Saturday, November 10, 2012: 3:30 PM-5:00 PM
Preston (Sheraton Baltimore City Center Hotel)
*Names in bold indicate Presenter
Organizers: Rebekah Levine Coley, Boston College
Moderators: Ludovica Gambaro, London School of Economics and Political Science
Chairs: Joan Lombardi, Buffett Early Childhood Fund
Child care and early education programs serve diverse needs for children and families, from promoting children’s early cognitive, language, and social skills and helping to prepare them for formal schooling, to supporting parental employment, to promoting equality and cultural norms. As such, governments across many countries are directing resources towards supporting accessible and high quality early childhood programs, using diverse policy levers such as quality regulations, federal or state subsidies, and tax breaks. Literature on the effects of early childhood education programs have found that center-based and high quality programs help to promote children’s early academic skills, including nascent language, reading, and math skills that are critical for a successful entry into formal schooling and continued school success. There are more mixed results, however, concerning whether such programs support or may hinder children’s social functioning, including their aggressive behaviors and peer skills.
The vast majority of the literature on early childhood programs derives from U.S. studies, with much drawn from two very distinct populations: intensive early intervention programs with low-income, primarily African American children; or large-scale survey and quasi-experimental work with primarily middle-class and white children. As such, we have limited knowledge concerning other policy models of early childhood care and education, and of whether effects of center-based and high quality care are generalizable to other populations and other policy and cultural environments.
To address this issue, this panel includes four studies of the effects of early care and education programs on young children’s school readiness skills (early language, cognitive, and behavioral skills), drawn from four very distinct populations and policy contexts. The first uses a representative sample of Australian children (a country with strong quality controls and government financial subsidies for child care) to address whether the type and extent of care during infancy, toddlerhood, and preschool are associated with children’s cognitive and behavioral skills after school entry. The second paper looks at Norway, a country with very high rates of early care use and childcare quality, exploiting a recent policy change in care availability to address whether toddler-age care promotes language skills, and whether this association is moderated by family income. The third paper assesses a recent intervention in Chile designed to improve the quality of preschool care and hence increase positive impacts on children’s language skills.

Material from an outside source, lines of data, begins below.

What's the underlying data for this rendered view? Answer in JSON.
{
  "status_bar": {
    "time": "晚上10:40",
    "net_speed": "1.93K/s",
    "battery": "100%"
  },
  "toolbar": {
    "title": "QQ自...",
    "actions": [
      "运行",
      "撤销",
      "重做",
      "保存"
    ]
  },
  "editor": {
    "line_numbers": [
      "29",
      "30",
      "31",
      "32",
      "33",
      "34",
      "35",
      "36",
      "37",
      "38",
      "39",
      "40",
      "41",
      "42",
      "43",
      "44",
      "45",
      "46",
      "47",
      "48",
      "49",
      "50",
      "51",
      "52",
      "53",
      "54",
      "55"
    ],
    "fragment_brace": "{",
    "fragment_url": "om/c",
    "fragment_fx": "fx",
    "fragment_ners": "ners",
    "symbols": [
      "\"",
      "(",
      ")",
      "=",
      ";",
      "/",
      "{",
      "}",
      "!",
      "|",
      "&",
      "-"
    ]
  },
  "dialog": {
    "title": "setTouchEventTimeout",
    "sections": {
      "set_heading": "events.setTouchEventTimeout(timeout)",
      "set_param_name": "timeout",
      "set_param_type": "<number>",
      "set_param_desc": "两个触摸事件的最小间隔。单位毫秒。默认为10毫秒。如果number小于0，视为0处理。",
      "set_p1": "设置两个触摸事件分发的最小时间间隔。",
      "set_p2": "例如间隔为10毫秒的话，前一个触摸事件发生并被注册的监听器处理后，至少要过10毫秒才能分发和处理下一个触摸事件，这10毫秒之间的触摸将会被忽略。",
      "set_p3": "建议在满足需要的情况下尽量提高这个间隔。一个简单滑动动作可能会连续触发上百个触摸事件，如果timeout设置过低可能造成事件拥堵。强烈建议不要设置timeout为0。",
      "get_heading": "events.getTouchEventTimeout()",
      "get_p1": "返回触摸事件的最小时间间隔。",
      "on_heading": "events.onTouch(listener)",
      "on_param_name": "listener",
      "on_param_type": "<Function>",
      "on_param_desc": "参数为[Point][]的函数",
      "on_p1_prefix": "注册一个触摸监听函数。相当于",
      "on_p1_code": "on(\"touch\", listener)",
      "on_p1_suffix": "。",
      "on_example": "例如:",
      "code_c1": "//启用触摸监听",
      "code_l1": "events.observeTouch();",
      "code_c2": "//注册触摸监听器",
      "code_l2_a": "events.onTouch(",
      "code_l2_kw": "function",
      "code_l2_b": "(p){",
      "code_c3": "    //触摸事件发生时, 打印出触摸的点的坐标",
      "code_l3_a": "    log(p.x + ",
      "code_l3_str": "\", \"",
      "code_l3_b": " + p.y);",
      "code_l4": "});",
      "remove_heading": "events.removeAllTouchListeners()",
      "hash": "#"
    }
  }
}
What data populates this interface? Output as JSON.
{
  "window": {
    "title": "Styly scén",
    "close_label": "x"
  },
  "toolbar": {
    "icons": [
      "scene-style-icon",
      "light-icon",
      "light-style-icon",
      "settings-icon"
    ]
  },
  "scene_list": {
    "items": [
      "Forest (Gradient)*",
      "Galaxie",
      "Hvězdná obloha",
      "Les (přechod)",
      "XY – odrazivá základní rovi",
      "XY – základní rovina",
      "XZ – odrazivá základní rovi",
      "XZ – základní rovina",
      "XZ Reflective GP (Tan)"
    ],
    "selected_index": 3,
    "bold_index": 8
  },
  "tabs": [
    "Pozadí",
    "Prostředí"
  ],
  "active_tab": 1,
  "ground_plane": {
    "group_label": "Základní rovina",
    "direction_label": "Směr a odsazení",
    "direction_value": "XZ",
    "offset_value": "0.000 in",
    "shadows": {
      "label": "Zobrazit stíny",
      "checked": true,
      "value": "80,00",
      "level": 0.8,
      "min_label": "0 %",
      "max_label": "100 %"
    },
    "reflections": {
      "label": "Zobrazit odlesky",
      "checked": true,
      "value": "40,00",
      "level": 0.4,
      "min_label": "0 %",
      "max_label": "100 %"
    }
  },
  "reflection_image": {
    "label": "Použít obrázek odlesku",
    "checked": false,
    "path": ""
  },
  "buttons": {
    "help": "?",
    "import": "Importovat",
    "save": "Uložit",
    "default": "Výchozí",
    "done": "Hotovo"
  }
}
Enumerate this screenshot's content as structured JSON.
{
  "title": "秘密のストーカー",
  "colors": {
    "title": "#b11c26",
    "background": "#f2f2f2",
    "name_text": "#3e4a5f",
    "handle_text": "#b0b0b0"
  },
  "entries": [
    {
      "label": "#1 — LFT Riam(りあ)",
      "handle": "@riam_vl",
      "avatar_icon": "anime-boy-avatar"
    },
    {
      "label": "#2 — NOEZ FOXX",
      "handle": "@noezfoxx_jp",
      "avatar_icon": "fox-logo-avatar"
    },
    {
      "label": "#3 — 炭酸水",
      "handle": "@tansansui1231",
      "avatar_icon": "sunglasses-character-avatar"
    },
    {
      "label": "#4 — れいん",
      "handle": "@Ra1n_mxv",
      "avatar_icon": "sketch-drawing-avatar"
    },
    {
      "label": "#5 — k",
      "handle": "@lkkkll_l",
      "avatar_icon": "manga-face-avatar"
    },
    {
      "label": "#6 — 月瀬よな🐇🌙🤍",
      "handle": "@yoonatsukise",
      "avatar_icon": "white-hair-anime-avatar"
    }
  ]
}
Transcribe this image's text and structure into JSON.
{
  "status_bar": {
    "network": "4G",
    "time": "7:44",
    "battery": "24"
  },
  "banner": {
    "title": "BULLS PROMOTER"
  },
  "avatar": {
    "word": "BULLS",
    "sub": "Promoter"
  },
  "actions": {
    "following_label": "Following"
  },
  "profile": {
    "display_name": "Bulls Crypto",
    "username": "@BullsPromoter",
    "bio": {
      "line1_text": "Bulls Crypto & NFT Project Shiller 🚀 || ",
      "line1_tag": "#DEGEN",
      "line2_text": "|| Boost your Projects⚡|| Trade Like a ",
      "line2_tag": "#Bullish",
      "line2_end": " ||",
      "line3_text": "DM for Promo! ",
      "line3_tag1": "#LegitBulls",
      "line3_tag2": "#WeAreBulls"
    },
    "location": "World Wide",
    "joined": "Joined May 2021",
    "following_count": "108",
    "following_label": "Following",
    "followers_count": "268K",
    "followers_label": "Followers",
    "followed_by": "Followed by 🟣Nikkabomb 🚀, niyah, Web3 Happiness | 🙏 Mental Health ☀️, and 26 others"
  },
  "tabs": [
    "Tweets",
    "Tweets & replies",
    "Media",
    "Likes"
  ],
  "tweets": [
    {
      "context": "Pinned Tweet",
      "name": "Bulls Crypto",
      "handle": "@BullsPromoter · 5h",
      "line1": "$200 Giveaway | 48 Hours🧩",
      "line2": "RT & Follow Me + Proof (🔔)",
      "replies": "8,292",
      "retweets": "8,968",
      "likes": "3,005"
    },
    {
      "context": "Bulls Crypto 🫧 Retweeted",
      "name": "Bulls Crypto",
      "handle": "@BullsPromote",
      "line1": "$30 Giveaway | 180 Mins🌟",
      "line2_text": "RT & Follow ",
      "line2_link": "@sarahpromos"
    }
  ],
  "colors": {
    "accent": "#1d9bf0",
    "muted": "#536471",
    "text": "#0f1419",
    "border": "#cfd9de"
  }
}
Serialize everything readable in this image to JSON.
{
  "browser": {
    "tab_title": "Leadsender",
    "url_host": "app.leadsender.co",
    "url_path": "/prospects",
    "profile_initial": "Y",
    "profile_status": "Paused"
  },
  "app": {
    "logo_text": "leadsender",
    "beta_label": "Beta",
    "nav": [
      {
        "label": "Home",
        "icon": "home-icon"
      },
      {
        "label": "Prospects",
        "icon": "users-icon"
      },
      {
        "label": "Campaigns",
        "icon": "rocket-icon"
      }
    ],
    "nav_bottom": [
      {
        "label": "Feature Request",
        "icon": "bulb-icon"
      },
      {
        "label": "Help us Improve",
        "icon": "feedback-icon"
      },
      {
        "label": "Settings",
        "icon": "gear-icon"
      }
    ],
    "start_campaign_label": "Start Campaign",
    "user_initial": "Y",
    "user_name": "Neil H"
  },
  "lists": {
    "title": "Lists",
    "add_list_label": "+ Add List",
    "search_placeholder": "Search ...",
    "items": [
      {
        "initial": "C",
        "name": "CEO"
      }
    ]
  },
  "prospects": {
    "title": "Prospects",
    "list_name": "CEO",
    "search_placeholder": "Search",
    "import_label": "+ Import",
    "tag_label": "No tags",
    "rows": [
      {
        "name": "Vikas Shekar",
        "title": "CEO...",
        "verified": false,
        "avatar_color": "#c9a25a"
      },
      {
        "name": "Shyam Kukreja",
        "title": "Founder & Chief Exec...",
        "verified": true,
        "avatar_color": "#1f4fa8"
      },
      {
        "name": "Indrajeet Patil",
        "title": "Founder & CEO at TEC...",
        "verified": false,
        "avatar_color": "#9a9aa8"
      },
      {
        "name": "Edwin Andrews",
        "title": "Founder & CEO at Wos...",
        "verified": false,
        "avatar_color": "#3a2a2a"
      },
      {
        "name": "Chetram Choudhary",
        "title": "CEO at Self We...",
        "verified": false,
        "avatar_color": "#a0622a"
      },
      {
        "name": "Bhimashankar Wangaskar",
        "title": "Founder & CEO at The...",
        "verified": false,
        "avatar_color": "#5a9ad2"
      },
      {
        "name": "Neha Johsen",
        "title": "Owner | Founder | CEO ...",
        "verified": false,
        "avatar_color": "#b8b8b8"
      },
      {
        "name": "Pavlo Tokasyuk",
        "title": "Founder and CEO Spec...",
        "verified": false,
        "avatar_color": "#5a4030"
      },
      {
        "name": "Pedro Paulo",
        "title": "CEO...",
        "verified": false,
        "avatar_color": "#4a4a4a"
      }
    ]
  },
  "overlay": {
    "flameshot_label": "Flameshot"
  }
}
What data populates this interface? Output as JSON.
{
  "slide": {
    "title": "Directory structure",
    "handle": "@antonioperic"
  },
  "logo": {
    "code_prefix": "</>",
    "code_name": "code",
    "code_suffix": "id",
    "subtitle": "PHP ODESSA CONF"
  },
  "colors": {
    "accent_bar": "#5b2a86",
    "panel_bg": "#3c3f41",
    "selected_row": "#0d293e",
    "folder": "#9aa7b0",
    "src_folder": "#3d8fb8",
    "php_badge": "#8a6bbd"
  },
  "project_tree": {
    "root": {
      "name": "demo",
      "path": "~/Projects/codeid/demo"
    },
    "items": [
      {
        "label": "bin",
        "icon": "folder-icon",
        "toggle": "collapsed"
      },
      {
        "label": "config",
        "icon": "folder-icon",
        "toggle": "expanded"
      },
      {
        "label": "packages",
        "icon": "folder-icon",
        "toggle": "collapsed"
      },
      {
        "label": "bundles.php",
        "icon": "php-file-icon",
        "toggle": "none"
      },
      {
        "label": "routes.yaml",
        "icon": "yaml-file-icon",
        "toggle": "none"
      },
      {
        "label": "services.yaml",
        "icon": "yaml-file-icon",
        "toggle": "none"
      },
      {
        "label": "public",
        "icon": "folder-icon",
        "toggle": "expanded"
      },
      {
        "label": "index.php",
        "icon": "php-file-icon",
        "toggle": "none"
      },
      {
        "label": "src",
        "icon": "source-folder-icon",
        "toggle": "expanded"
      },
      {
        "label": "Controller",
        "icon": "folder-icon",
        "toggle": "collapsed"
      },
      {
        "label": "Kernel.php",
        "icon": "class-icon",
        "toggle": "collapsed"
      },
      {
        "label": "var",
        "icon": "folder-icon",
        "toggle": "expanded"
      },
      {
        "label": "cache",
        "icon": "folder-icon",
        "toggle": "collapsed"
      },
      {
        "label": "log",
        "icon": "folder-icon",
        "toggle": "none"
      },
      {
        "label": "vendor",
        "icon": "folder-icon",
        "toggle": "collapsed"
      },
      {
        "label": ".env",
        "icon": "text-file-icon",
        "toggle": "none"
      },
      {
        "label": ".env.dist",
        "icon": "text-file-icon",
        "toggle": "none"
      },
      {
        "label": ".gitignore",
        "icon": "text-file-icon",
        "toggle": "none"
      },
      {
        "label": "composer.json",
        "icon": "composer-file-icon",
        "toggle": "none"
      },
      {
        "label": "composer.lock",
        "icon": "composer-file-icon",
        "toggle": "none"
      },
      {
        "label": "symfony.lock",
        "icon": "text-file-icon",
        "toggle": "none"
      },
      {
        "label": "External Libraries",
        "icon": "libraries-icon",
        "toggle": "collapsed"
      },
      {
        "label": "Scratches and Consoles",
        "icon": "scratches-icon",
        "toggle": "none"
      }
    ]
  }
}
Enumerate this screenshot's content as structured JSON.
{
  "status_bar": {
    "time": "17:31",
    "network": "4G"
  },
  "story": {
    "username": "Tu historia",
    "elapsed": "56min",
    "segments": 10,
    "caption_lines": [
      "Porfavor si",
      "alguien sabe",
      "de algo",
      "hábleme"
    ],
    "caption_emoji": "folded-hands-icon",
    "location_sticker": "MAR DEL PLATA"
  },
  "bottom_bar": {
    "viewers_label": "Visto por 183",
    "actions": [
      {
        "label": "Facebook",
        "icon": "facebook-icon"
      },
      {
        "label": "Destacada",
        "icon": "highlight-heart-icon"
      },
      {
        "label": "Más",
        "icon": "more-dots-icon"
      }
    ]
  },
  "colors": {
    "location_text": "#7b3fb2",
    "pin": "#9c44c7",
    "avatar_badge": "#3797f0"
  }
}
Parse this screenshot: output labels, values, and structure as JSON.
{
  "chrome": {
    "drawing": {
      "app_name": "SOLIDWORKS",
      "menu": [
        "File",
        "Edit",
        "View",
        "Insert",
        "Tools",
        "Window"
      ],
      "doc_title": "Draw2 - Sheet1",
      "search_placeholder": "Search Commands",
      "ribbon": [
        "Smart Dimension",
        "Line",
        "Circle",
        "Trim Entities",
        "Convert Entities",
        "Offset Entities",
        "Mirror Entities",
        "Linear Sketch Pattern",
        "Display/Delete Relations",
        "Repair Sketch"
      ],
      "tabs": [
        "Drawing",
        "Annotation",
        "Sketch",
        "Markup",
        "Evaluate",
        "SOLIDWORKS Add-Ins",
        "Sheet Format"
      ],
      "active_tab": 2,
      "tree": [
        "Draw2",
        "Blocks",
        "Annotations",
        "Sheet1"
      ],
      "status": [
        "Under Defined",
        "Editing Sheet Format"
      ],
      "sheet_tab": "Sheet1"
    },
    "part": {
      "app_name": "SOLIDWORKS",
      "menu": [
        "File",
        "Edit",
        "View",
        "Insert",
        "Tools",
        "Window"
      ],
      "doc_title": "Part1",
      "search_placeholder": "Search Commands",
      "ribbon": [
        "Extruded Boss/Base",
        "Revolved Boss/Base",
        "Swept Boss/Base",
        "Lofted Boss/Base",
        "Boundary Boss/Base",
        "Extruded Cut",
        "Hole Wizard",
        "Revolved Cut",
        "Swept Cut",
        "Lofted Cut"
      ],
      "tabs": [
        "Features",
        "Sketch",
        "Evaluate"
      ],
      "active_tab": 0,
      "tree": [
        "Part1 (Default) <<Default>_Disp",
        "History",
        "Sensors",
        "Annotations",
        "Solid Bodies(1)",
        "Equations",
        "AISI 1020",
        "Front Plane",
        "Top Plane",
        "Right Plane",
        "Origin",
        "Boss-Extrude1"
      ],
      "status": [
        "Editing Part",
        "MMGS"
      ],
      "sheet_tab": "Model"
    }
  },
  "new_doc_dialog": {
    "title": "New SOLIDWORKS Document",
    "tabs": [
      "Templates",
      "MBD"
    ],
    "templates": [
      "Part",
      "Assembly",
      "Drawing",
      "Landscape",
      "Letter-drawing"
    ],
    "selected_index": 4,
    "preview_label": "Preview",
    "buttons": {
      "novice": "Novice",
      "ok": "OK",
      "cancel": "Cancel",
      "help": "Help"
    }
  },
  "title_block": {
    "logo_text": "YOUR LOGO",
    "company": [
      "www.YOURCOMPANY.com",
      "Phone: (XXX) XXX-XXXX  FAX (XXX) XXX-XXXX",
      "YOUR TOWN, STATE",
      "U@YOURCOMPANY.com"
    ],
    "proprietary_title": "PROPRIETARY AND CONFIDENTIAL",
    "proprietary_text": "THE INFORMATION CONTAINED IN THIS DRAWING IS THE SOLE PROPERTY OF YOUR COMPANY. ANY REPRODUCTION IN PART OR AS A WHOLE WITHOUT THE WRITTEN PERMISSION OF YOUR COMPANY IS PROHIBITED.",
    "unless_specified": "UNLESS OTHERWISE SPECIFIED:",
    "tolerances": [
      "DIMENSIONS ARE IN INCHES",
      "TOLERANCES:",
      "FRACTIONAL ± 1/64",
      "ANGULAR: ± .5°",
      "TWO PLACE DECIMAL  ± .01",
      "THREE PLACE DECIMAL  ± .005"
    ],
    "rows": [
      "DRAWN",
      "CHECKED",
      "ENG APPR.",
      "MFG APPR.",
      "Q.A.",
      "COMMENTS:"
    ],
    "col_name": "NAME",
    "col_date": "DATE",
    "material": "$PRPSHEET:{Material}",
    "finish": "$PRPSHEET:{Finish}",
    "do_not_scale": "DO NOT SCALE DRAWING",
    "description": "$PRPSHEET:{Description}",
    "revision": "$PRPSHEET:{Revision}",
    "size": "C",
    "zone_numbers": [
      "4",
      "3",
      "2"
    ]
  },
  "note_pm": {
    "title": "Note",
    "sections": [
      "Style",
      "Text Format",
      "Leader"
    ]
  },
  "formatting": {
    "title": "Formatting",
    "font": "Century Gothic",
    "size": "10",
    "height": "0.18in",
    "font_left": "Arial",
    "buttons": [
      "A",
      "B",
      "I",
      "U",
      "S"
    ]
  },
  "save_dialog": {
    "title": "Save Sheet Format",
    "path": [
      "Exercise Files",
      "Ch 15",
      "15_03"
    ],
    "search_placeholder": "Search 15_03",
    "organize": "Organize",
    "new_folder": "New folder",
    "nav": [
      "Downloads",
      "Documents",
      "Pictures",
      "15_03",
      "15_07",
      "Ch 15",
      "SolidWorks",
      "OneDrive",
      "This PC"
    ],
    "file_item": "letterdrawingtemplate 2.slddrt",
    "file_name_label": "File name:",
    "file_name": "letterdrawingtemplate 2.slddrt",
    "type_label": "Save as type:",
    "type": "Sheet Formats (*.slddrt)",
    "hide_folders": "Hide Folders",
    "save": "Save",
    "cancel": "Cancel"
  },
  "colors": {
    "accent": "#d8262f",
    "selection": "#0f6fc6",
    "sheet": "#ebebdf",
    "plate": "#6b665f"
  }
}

The final paper assesses children in immigrant families in the U.S., considering whether the benefits of preschool programs are stronger or weaker for children facing language and cultural barriers to school success.
Together, this set of papers seeks to notably expand our knowledge concerning the generalizability of the effects of early care and education programs on children’s development, and to compare and contrast policy models across numerous countries.